Copy every record that follows, word for word.

- **RECORD EXCERPTS**
□ □ □ □ □ □ □

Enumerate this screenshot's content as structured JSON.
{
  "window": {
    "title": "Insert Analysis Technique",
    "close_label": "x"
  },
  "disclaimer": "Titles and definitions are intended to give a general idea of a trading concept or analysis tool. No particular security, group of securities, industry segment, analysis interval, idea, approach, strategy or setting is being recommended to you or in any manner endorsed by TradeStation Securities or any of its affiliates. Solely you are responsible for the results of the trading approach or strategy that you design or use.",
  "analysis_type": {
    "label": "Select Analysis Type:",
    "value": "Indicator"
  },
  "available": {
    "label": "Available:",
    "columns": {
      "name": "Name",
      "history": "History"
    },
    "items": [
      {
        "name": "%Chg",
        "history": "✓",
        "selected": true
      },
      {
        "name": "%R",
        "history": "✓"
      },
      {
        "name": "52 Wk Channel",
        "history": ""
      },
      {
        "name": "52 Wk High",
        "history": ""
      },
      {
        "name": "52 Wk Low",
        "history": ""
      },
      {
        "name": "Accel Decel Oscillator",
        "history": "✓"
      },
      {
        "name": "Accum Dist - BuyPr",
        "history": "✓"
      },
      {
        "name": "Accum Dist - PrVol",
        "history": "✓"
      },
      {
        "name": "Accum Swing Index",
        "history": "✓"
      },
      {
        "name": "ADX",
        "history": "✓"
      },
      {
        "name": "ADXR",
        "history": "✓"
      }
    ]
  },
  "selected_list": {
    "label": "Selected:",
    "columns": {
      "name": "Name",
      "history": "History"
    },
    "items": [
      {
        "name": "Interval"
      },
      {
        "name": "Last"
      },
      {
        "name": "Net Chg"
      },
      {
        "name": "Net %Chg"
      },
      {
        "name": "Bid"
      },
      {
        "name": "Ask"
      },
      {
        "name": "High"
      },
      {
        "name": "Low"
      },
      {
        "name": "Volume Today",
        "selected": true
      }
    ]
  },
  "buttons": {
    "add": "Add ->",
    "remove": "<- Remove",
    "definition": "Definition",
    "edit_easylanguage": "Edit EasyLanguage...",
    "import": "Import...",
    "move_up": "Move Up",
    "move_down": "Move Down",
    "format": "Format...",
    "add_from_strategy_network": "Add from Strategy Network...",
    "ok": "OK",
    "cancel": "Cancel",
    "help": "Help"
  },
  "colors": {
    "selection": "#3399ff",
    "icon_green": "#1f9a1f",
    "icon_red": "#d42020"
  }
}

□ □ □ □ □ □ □

- **TASK OUTPUT**
Enumerate this screenshot's content as structured JSON.
{
  "window": {
    "title": "Insert Analysis Technique",
    "close_label": "x"
  },
  "disclaimer": "Titles and definitions are intended to give a general idea of a trading concept or analysis tool. No particular security, group of securities, industry segment, analysis interval, idea, approach, strategy or setting is being recommended to you or in any manner endorsed by TradeStation Securities or any of its affiliates. Solely you are responsible for the results of the trading approach or strategy that you design or use.",
  "analysis_type": {
    "label": "Select Analysis Type:",
    "value": "Indicator"
  },
  "available": {
    "label": "Available:",
    "columns": {
      "name": "Name",
      "history": "History"
    },
    "items": [
      {
        "name": "%Chg",
        "history": "✓",
        "selected": true
      },
      {
        "name": "%R",
        "history": "✓"
      },
      {
        "name": "52 Wk Channel",
        "history": ""
      },
      {
        "name": "52 Wk High",
        "history": ""
      },
      {
        "name": "52 Wk Low",
        "history": ""
      },
      {
        "name": "Accel Decel Oscillator",
        "history": "✓"
      },
      {
        "name": "Accum Dist - BuyPr",
        "history": "✓"
      },
      {
        "name": "Accum Dist - PrVol",
        "history": "✓"
      },
      {
        "name": "Accum Swing Index",
        "history": "✓"
      },
      {
        "name": "ADX",
        "history": "✓"
      },
      {
        "name": "ADXR",
        "history": "✓"
      }
    ]
  },
  "selected_list": {
    "label": "Selected:",
    "columns": {
      "name": "Name",
      "history": "History"
    },
    "items": [
      {
        "name": "Interval"
      },
      {
        "name": "Last"
      },
      {
        "name": "Net Chg"
      },
      {
        "name": "Net %Chg"
      },
      {
        "name": "Bid"
      },
      {
        "name": "Ask"
      },
      {
        "name": "High"
      },
      {
        "name": "Low"
      },
      {
        "name": "Volume Today",
        "selected": true
      }
    ]
  },
  "buttons": {
    "add": "Add ->",
    "remove": "<- Remove",
    "definition": "Definition",
    "edit_easylanguage": "Edit EasyLanguage...",
    "import": "Import...",
    "move_up": "Move Up",
    "move_down": "Move Down",
    "format": "Format...",
    "add_from_strategy_network": "Add from Strategy Network...",
    "ok": "OK",
    "cancel": "Cancel",
    "help": "Help"
  },
  "colors": {
    "selection": "#3399ff",
    "icon_green": "#1f9a1f",
    "icon_red": "#d42020"
  }
}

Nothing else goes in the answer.